“If you don’t want to play the best, you don’t belong here,” Williams said. “If you want to be the best, you’ve got to play the best as well. You’ve gotta beat ’em.”
Asked what the Ravens’ mindset was going into their two meetings with Manning last year, Williams added: “If I could tell you some choice words, I would. It was just, we go out there, we play together, we play as a family. And here we’re developing that and trying to get that built here, especially on the defense.”
Manning’s Broncos beat the Ravens, 34-17, in the regular season. In the playoff meeting, he still completed 65 percent of his passes for 290 yards and three touchdowns, but Baltimore picked him off twice.
As for Barwin, his Texans team held Manning to a 50 percent completion percentage (26-for-52), his lowest mark since Dec. 2009.
“We didn’t shut him down,” Barwin said. “We shut him down for about three quarters. And then I remember he kind of lit us up a little bit at the end, but it was a little too late.
“Obviously you’re playing a great quarterback, but it’s about what you do. You need to execute. Some guys you play, you make some mistakes, quarterbacks don’t find it. This guy, if you make a mistake, he’ll find it. So it’s important that we do what we do really well.”
The Eagles will install their game-plan Wednesday and Thursday. By the time Sunday rolls around, they’ll have had nine days in between games. The Broncos, meanwhile, played Monday night and will be on five days rest, something Manning recently complained about.

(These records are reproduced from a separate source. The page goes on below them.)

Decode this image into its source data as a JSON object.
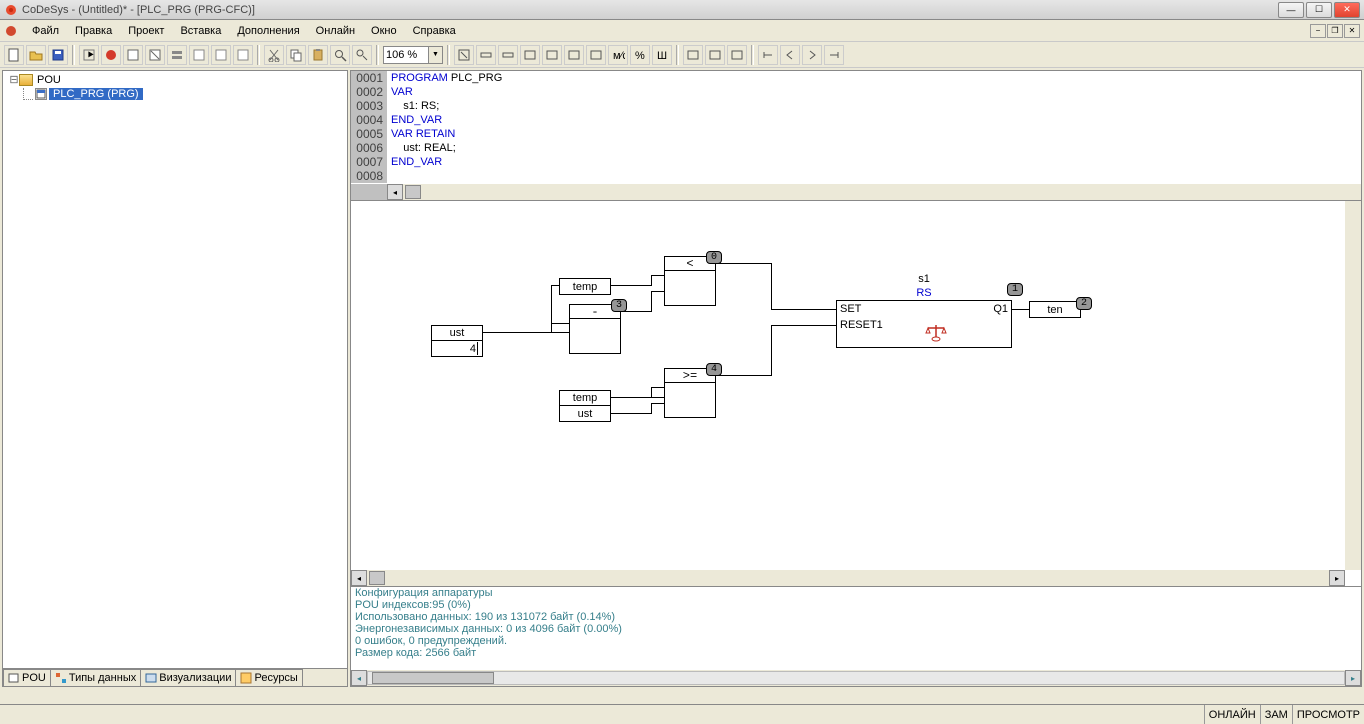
{
  "window": {
    "title": "CoDeSys - (Untitled)* - [PLC_PRG (PRG-CFC)]"
  },
  "menu": {
    "file": "Файл",
    "edit": "Правка",
    "project": "Проект",
    "insert": "Вставка",
    "extras": "Дополнения",
    "online": "Онлайн",
    "window": "Окно",
    "help": "Справка"
  },
  "zoom": {
    "value": "106 %"
  },
  "tree": {
    "root": "POU",
    "item": "PLC_PRG (PRG)"
  },
  "tabs": {
    "pou": "POU",
    "types": "Типы данных",
    "vis": "Визуализации",
    "res": "Ресурсы"
  },
  "code": {
    "ln1": "0001",
    "tx1a": "PROGRAM ",
    "tx1b": "PLC_PRG",
    "ln2": "0002",
    "tx2": "VAR",
    "ln3": "0003",
    "tx3a": "    s1: ",
    "tx3b": "RS",
    "tx3c": ";",
    "ln4": "0004",
    "tx4": "END_VAR",
    "ln5": "0005",
    "tx5": "VAR RETAIN",
    "ln6": "0006",
    "tx6a": "    ust: ",
    "tx6b": "REAL",
    "tx6c": ";",
    "ln7": "0007",
    "tx7": "END_VAR",
    "ln8": "0008"
  },
  "cfc": {
    "temp1": "temp",
    "ust": "ust",
    "val4": "4",
    "minus": "-",
    "lt": "<",
    "ge": ">=",
    "temp2": "temp",
    "ust2": "ust",
    "s1": "s1",
    "rs": "RS",
    "set": "SET",
    "reset": "RESET1",
    "q1": "Q1",
    "ten": "ten",
    "n0": "0",
    "n1": "1",
    "n2": "2",
    "n3": "3",
    "n4": "4"
  },
  "msg": {
    "l1": "Конфигурация аппаратуры",
    "l2": "POU индексов:95 (0%)",
    "l3": "Использовано данных: 190 из 131072 байт (0.14%)",
    "l4": "Энергонезависимых данных: 0 из 4096 байт (0.00%)",
    "l5": "0 ошибок, 0 предупреждений.",
    "l6": "Размер кода: 2566 байт"
  },
  "status": {
    "online": "ОНЛАЙН",
    "ovr": "ЗАМ",
    "view": "ПРОСМОТР"
  }
}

“That’s what Peyton said?” Williams asked with a smile. “That’s a mind game. I appreciate it, Peyton.”
From Mike Klis of the Denver Post:
After Peyton Manning dissected the Oakland Raiders for a 37-21 victory Monday night, the Broncos quarterback waited more than 40 minutes before holding his press conference. Why?
Because with a shortened week before the Broncos play the Philadelphia Eagles on Sunday, Manning started up his usual weekly preparation with a 30-minute “cold tub.” This helps aid in body recovery. Ordinarily with a game on Sunday, Manning would take his cold tub on Monday.
When Manning did meet with a diminished group of media (most of the printed press was upstairs trying to make deadline) he seemed to be out of breath as he talked. He was actually still shivering from the cold tub.
With the Eagles off since Thursday, Manning is in catch-up mode. And he doesn’t sound particularly happy about it.
“We’re coming off of a short week – it was nice of the NFL to give Philly  days and give us six,” Manning said. “So we’ve got to handle that.”
Kelly was informed of Manning’s comments, and was asked if he had any thoughts in response.
“No,” he said.
Is that a nice edge to have?
“Scheduling,” said Kelly. “When do we go play? If we’ve got to play in a parking lot, we’ll play in a parking lot. We don’t care. We played three games in 11 days so, I don’t care. We only worry about what we can control and we don’t control the scheduling.”
Kelly said that he watched the Broncos last night and again this morning. He and his coaching staff met all day on Monday and began implementing the game plan. They have already broken down the Broncos’ preseason games and their first two regular season games. The Eagles got a head start, and they’ll need it. Manning is on fire to start the season, completing 73 percent of his passes for 1,143 yards with 12 touchdowns and no interceptions for the 3-0 Broncos.
“Offensively, very difficult when you see a quarterback playing at that level right now,” said Kelly. “He’s got a lot of weapons. You’ve got [Wes] Welker, [Demaryius] Thomas, [Eric] Decker, in whatever order you want to put them in, three really good running backs, so it’s a tough challenge for us this week.”
Chung sits out practice
Patrick Chung was unable to practice Tuesday because of a shoulder injury he sustained against the Chiefs. His status for Sunday is unknown. Earl Wolff will hold down his spot until he returns. Injury aside, Kelly said that there are no plans at the moment to change the starting personnel on defense.
Michael Vick and LeSean McCoy are both healthy, according to the head coach.